[[ Material provided, beginning ]]

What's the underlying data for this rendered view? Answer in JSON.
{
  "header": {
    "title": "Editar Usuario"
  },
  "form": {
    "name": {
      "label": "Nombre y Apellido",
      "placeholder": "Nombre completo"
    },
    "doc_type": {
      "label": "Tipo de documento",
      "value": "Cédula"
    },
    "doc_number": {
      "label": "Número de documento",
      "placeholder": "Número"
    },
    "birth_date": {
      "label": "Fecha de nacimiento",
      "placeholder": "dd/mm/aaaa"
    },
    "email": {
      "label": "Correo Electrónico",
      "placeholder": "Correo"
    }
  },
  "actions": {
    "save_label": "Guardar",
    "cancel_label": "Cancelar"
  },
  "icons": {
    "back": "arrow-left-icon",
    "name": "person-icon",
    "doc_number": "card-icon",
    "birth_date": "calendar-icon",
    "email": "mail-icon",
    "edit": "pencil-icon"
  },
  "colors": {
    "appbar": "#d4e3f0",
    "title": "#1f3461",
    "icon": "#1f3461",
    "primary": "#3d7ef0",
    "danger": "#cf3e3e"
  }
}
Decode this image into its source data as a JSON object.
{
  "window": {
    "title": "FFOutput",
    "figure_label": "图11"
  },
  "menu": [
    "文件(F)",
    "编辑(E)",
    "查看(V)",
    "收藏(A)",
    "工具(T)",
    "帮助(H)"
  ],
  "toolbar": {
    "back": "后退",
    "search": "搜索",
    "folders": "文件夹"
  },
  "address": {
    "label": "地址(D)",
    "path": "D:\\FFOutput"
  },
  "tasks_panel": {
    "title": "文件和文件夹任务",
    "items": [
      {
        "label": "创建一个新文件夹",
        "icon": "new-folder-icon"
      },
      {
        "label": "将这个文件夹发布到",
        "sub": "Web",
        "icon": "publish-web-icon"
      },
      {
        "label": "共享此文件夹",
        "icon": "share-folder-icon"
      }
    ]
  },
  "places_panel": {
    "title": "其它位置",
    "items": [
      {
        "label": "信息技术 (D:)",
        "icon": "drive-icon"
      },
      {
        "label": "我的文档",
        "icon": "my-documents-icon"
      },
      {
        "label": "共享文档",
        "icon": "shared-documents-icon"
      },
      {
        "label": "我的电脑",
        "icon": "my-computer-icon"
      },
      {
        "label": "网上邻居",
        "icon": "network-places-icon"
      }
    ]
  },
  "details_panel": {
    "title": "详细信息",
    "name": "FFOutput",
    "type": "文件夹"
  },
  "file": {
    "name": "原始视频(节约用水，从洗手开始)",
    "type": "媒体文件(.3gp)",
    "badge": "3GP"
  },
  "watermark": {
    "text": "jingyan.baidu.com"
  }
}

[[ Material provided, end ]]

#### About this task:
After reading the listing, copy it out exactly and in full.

#### Written response:
What's the underlying data for this rendered view? Answer in JSON.
{
  "header": {
    "title": "Editar Usuario"
  },
  "form": {
    "name": {
      "label": "Nombre y Apellido",
      "placeholder": "Nombre completo"
    },
    "doc_type": {
      "label": "Tipo de documento",
      "value": "Cédula"
    },
    "doc_number": {
      "label": "Número de documento",
      "placeholder": "Número"
    },
    "birth_date": {
      "label": "Fecha de nacimiento",
      "placeholder": "dd/mm/aaaa"
    },
    "email": {
      "label": "Correo Electrónico",
      "placeholder": "Correo"
    }
  },
  "actions": {
    "save_label": "Guardar",
    "cancel_label": "Cancelar"
  },
  "icons": {
    "back": "arrow-left-icon",
    "name": "person-icon",
    "doc_number": "card-icon",
    "birth_date": "calendar-icon",
    "email": "mail-icon",
    "edit": "pencil-icon"
  },
  "colors": {
    "appbar": "#d4e3f0",
    "title": "#1f3461",
    "icon": "#1f3461",
    "primary": "#3d7ef0",
    "danger": "#cf3e3e"
  }
}
Decode this image into its source data as a JSON object.
{
  "window": {
    "title": "FFOutput",
    "figure_label": "图11"
  },
  "menu": [
    "文件(F)",
    "编辑(E)",
    "查看(V)",
    "收藏(A)",
    "工具(T)",
    "帮助(H)"
  ],
  "toolbar": {
    "back": "后退",
    "search": "搜索",
    "folders": "文件夹"
  },
  "address": {
    "label": "地址(D)",
    "path": "D:\\FFOutput"
  },
  "tasks_panel": {
    "title": "文件和文件夹任务",
    "items": [
      {
        "label": "创建一个新文件夹",
        "icon": "new-folder-icon"
      },
      {
        "label": "将这个文件夹发布到",
        "sub": "Web",
        "icon": "publish-web-icon"
      },
      {
        "label": "共享此文件夹",
        "icon": "share-folder-icon"
      }
    ]
  },
  "places_panel": {
    "title": "其它位置",
    "items": [
      {
        "label": "信息技术 (D:)",
        "icon": "drive-icon"
      },
      {
        "label": "我的文档",
        "icon": "my-documents-icon"
      },
      {
        "label": "共享文档",
        "icon": "shared-documents-icon"
      },
      {
        "label": "我的电脑",
        "icon": "my-computer-icon"
      },
      {
        "label": "网上邻居",
        "icon": "network-places-icon"
      }
    ]
  },
  "details_panel": {
    "title": "详细信息",
    "name": "FFOutput",
    "type": "文件夹"
  },
  "file": {
    "name": "原始视频(节约用水，从洗手开始)",
    "type": "媒体文件(.3gp)",
    "badge": "3GP"
  },
  "watermark": {
    "text": "jingyan.baidu.com"
  }
}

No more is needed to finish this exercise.